681 – Medieval gutter system for the cathedral (the tongue is the spout).
708 – More gargoyle gutter ornaments.
745 – Stained glass windows. Actually in St Vitus I think they are painted rather than stained. A useful fact that is bound to serve you well next time you’re in a pub quiz competition or in the finals of Who Wants to be a Millionaire.
751 – St Vitus interior.
809 – Grave of St Wenceslas – he gets a whole room, nicely decorated, and not a single piece of IKEA furniture. Wenceslas is the name of a king, a duke, a saint, a square, a hotel, a film, and is the subject of a well-known Christmas carol. Wenceslas was born in the 10th century and brought up as a devout Christian by his grandmother initially (she was killed shortly after his father died when he was 13), subsequently ruling Czechia and building lots of churches after turning 18 years old. His younger brother, Boleslav the Cruel, however was brought up by their more pagan mother, and eventually killed (allegedly) Wenceslas. Boleslav had the body of Wenceslas moved to St Vitus church.
821- More stained or painted glass.
845 – Courtyard behind church with gluhwein and wurst restaurant, and St George Basilica (the pink building).
851 – Gluhwein and wurst consumer.
856 – St George Basilica interior.
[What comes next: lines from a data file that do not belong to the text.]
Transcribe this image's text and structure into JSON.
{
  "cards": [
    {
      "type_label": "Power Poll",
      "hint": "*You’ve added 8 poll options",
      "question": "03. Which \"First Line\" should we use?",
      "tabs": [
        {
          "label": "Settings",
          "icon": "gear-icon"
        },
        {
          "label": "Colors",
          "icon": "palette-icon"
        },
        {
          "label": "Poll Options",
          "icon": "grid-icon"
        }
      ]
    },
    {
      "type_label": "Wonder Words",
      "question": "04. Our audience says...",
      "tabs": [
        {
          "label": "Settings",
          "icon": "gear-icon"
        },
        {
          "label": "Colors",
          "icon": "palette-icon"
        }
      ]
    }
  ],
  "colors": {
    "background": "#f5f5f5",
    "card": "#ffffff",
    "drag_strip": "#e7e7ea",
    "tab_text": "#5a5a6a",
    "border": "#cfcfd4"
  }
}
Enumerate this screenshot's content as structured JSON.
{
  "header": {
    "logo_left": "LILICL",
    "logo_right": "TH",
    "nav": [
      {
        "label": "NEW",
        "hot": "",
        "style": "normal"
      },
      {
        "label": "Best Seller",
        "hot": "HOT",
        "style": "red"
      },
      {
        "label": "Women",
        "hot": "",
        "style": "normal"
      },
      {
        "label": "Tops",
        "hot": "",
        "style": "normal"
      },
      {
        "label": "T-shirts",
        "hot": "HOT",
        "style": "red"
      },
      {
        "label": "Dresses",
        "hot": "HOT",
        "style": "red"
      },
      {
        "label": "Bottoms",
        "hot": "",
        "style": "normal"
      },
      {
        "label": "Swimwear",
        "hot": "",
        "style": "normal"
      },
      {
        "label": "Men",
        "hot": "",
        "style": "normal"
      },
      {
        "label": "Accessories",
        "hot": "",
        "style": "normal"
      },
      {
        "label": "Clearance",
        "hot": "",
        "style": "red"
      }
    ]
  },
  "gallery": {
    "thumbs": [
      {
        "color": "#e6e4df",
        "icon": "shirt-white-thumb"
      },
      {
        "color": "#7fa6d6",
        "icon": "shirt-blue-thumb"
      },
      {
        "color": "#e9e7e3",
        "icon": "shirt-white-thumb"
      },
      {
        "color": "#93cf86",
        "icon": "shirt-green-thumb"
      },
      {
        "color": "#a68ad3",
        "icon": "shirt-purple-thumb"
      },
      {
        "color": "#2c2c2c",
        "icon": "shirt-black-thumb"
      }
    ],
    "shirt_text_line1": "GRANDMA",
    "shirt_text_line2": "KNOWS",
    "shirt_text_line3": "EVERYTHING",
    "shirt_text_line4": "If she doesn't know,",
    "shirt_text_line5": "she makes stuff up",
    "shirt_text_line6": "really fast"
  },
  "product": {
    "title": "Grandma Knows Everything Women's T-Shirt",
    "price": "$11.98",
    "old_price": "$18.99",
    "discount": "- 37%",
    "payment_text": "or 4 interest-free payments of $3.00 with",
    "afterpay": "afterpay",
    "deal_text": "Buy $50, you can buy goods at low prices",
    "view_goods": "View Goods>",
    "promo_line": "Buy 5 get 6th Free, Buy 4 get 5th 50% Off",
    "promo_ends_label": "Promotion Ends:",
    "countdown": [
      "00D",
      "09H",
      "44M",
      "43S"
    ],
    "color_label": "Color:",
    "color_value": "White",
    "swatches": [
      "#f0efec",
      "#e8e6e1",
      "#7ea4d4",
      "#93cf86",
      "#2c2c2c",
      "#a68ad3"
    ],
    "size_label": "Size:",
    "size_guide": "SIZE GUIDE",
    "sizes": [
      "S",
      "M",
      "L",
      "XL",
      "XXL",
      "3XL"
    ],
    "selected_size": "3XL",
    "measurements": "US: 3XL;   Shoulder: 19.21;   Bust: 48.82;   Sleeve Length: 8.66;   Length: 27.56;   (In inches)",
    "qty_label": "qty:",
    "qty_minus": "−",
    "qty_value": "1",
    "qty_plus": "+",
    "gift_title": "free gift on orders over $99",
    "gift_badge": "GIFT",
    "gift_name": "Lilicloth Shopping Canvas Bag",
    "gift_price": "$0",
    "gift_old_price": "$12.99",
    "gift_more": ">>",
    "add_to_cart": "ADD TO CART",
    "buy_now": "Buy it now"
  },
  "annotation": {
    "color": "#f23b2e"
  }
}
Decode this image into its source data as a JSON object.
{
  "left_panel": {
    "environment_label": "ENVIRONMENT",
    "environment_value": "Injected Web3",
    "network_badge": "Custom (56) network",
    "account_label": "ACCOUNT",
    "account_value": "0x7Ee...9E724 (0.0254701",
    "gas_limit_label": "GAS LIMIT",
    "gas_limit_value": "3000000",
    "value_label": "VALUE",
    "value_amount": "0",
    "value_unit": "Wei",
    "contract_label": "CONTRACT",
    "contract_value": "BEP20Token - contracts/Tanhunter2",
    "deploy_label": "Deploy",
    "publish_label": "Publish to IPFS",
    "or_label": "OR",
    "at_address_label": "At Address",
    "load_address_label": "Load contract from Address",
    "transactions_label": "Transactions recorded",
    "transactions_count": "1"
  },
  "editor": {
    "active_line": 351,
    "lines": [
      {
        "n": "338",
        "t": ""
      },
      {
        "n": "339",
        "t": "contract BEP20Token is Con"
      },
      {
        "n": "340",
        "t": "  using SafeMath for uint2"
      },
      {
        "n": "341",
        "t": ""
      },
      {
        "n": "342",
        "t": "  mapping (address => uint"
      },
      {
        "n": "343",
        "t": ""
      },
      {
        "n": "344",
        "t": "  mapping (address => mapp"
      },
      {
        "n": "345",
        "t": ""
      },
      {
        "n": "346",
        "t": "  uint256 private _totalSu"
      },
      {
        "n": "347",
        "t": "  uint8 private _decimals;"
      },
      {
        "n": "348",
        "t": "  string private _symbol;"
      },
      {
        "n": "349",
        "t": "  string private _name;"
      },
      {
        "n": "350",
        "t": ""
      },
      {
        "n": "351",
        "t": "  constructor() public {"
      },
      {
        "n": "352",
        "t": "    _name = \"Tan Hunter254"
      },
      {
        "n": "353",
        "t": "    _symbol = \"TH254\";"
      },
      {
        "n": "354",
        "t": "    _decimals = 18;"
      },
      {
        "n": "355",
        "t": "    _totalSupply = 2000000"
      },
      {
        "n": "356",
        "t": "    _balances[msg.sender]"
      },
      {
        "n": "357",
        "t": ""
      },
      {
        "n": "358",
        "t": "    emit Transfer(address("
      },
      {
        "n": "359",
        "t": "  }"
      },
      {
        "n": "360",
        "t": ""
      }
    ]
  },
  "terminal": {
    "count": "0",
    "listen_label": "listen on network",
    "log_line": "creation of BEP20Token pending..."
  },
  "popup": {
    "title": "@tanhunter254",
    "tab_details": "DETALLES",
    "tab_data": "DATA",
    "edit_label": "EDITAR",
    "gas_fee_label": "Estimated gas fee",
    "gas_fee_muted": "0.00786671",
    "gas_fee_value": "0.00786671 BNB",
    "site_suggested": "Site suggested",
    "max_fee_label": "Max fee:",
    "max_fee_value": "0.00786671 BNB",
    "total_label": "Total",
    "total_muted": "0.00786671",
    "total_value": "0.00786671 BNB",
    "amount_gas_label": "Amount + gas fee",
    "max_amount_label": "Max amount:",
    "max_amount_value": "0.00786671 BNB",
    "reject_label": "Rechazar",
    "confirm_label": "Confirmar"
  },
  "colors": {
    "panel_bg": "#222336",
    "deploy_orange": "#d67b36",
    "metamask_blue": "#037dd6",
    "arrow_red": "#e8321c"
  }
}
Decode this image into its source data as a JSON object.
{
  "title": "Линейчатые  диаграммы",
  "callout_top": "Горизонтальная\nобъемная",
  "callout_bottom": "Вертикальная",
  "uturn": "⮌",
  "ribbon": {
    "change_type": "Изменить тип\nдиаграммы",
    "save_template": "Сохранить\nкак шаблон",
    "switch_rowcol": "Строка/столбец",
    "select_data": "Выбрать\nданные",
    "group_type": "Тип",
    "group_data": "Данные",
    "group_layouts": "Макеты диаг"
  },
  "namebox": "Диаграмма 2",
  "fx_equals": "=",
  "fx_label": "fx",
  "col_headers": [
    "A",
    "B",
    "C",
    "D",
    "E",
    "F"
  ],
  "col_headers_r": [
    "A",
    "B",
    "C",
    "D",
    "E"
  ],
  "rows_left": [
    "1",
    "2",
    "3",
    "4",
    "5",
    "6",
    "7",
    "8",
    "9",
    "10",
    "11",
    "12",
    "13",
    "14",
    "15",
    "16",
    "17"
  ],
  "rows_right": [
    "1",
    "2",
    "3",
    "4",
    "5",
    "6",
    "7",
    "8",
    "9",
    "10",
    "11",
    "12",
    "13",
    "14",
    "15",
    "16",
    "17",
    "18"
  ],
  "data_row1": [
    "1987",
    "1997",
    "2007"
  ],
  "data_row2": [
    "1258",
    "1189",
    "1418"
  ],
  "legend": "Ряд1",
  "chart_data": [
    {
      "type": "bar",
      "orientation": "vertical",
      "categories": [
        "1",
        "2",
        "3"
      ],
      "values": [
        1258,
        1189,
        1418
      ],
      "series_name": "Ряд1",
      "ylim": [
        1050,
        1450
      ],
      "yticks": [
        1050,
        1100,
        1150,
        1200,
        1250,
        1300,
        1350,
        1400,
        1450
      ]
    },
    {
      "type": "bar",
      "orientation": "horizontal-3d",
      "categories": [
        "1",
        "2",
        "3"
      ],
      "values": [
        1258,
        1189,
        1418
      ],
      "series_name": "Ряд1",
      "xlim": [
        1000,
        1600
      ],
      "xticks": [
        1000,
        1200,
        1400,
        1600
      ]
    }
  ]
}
880 – The Golden Lane.
885 – Upstairs pathway through attics of all the Golden Lane houses.
893 – The mind boggles, are these devices for real??
942 – View of Prague at dusk from castle area.
950 – Number 22 tram and square near St Nicholas Church.
973 – Castle side of river from Charles Bridge.
985 – Charles Bridge statue.
995 – Castle side of river from Charles Bridge with St Nicholas Church in background. From the top of that tower you get a good view of Prague.
998 – Prague houses and courtyard at night, down the steps from Charles Bridge, castle area side.
020 – Prague Castle area and St Vitus Cathedral at night.
069 – Prague State Opera House ballet – Don Quixote. Don Quixote is the Spanish story of a gentleman who becomes delusional after reading too many books about knights in shining armor rescuing damsels in distress. He puts a washbasin on his head as a helmet and sets out to find his beloved damsel in distress, or something, and have some adventures. Along the way he finds the wrong girl, mistakes the moon for her, gets deceived by various players who take advantage of his chivalrous nature, and gets whacked by a windmill blade (the expression “tilting at windmills” comes from the story, in reference to DQ attacking windmills mistakenly thinking they are giants). Eventually he wakes up and sees reality, takes off his washbasin helmet, and goes home to potter about. Although the ballet version ends before that with a young couple getting married as a result of DQ’s helpful intervention in a messy arrangement, but DQ gets a smack from the bride’s father because he thinks he got deceived by DQ, except DQ was only the messenger. Got it? I didn’t get it.
073 – Ballet performers. Good grief, just what do they have in their pants??
081 – Prague State Opera House interior.
139 – And some tutu-ed ballet dancers to finish.